The chair of the Senate Banking Committee, Mike Crapo, did not mince words in criticizing the current version of the SAFE Banking Act passed by the House and now before the Senate. Crapo believes that the draft legislation does not go far enough to protect the public from bad actors who, in his view, would be provded an easy vehicle to launder money derived from illegal activity.
Crapo has long been an opponent of legalizing marijuana or of removing marijuana from Schedule 1 of the Controlled Substances Act. He appears to believe that the SAFE Banking Act in its current form would not deter, but would rather encourage, illegal activity because it would reduce the oversight and reporting requirements by financial institutions of marijuana enterprises believed to be operating legally within their states.
Whether the SAFE Banking Act would increase the number of banks willing to do business with cannabis companies is still unclear. Even with the passage of the Farm Act and other recently enacted regulations designed to allay the concerns of banks in their dealings with hemp enterprises, banks continue to be reluctant to welcome hemp businesses with open arms. At any rate, this recent development does not bode well for the SAFE Banking Act to become law anytime soon.
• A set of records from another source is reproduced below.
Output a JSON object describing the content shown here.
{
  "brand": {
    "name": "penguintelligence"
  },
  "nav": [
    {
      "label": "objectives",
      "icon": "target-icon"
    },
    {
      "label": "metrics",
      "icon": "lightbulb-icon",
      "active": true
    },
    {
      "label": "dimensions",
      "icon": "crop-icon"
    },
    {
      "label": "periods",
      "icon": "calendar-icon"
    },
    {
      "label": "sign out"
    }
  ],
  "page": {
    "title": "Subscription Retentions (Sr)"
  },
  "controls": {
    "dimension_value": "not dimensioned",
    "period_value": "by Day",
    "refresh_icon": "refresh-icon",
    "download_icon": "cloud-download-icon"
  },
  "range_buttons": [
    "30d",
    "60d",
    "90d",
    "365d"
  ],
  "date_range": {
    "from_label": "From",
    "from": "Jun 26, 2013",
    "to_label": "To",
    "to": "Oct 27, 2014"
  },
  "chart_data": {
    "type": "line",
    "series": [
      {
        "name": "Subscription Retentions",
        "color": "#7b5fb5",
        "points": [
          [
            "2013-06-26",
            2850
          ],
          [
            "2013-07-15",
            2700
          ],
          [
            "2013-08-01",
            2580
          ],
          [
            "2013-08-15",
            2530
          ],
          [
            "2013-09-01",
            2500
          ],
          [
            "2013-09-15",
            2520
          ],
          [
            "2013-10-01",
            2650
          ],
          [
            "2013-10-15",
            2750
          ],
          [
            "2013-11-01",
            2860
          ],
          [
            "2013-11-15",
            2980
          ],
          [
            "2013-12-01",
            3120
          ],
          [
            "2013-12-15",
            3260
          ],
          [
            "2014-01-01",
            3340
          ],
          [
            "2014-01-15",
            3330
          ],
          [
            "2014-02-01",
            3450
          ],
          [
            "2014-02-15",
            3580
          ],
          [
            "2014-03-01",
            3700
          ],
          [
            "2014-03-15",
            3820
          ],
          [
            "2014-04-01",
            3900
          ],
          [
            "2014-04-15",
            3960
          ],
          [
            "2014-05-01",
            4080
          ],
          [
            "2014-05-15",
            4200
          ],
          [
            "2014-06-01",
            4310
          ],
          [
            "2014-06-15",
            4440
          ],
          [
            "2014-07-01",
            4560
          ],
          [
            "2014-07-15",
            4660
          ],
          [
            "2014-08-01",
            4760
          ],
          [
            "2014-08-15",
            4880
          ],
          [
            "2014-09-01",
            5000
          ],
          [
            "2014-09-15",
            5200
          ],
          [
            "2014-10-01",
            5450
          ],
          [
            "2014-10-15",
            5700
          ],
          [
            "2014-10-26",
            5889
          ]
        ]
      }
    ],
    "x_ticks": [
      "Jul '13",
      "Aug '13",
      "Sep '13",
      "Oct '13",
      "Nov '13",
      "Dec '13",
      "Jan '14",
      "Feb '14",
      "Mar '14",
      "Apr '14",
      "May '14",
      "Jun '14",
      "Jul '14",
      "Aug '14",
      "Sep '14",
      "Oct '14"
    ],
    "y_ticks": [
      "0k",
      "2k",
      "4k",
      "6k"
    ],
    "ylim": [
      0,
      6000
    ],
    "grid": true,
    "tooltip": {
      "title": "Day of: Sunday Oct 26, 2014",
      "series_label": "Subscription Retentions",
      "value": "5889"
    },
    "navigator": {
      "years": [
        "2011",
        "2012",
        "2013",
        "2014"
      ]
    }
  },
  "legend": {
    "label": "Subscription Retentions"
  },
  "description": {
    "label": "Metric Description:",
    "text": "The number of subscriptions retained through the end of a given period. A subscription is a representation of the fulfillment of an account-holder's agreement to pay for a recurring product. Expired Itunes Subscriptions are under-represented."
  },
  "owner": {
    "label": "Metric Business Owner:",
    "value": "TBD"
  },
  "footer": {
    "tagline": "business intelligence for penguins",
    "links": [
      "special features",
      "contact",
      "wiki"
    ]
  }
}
Sen. Mike Crapo (R-Idaho) said he has “significant concerns” about the SAFE Banking Act (H.R. 1595) and is inviting public input on how to address them, according to a Dec. 18 statement. “I have significant concerns that the SAFE Banking Act does not address the high level potency of marijuana, marketing tactics to children, lack of research on marijuana’s effects, and the need to prevent bad actors and cartels from using the banks to disguise ill-gotten cash to launder money into the financial system,” Crapo said. The statement lays out the most public detail to date on Crapo’s concerns with the issue, many of which he’s highlighted in the months since his committee held a hearing on a Senate version of the pot banking bill (S. 1200). The House version passed 312-103 on Sept. 25.